Having read this book, I am now certain that the historicity of the Gospels and Acts is almost impossible to establish. The didactic objectives and methods of the authors have so clouded the truth with literary motifs and allusions and parabolic tales that we cannot know what is fact and what fiction. I do not believe that this entails that Jesus was a myth, however—and MacDonald himself is not a mythicist, but assumes that something of a historical Jesus lies behind the fictions of Mark. Although MacDonald’s book could be used to contribute to a mythicist’s case, everything this book proves about Mark is still compatible with there having been a real man, a teacher, even a real ‘miracle worker’ in a subjective sense, or a real event that inspired belief in some kind of resurrection, and so on, which was then suitably dressed up in allegory and symbol.
However, the inevitable conclusion is that we have all but lost this history forever. The Gospels can no longer support a rational belief in anything they allege to have occurred, at least not without external, unbiased corroboration, which we do not have for any of the essential, much less supernatural details of the story. And if Alvar Ellegård is right (Jesus: One Hundred Years Before Christ, Overlook, 1999), Mark was almost entirely fiction, written after the sack of Jerusalem to freeze in symbolic prose the metaphorical message of Christianity, a faith which began with a Jesus executed long before the Roman conquest, who then appeared in visions (like that which converted Paul) a century later, in the time of Pilate, to inspire the new creed.
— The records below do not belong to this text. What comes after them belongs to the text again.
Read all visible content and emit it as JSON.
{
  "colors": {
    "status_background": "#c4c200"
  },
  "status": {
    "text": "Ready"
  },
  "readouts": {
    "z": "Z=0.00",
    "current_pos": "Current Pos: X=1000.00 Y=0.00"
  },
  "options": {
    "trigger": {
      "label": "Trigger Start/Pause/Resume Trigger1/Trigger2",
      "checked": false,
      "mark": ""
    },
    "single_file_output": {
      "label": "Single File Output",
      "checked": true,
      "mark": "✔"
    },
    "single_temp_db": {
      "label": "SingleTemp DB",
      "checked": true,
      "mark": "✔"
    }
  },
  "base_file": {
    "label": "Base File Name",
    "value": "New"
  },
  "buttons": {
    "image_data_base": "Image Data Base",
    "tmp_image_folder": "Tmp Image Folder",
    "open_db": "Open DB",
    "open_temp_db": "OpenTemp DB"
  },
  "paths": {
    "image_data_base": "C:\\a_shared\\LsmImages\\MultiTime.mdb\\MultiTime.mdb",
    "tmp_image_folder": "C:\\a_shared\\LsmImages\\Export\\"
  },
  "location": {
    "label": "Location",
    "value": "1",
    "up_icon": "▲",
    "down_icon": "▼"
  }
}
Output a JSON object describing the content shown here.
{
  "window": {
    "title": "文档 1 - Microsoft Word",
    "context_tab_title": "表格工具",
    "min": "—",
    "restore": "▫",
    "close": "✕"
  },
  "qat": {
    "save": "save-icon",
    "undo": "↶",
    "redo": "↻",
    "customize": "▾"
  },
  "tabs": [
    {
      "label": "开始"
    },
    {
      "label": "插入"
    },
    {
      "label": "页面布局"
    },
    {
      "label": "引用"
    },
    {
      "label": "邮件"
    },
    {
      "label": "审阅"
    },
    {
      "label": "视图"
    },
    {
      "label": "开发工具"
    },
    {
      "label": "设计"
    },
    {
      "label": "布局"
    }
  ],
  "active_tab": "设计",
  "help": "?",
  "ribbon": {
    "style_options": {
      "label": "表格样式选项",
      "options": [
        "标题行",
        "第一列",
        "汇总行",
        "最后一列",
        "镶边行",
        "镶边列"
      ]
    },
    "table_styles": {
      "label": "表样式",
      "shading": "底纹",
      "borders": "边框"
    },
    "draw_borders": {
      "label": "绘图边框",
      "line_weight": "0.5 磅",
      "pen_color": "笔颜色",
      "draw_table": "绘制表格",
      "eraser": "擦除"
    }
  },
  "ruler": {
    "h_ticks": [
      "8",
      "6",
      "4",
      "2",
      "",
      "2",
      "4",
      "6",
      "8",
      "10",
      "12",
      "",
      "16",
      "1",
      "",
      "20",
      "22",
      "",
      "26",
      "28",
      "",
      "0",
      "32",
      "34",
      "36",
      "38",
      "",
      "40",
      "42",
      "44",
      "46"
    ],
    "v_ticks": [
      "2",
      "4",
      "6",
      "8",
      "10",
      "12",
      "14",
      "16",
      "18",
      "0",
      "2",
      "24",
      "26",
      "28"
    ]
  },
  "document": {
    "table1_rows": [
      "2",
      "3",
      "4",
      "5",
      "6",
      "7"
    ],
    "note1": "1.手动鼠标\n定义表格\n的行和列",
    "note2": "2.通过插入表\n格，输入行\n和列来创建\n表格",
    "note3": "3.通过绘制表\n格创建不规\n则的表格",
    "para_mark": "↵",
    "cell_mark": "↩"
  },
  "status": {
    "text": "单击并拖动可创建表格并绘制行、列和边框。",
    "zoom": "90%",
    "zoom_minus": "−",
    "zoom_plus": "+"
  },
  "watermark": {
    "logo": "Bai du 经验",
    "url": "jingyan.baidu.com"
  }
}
What is important is not that this can be decisively proven—nothing can, as our information is too thin, too scarce, too unreliable to decisively prove anything about the origins of Christianity. What is important is that theories like Ellegård’s can’t be disproven, either—it is one among many distinctly possible accounts of what really happened at the dawn of Christianity, which MacDonald’s book now makes even more plausible. And so long as it remains possible, even plausible, that the bulk of Mark is fiction, the contrary belief that it is fact can never be secure.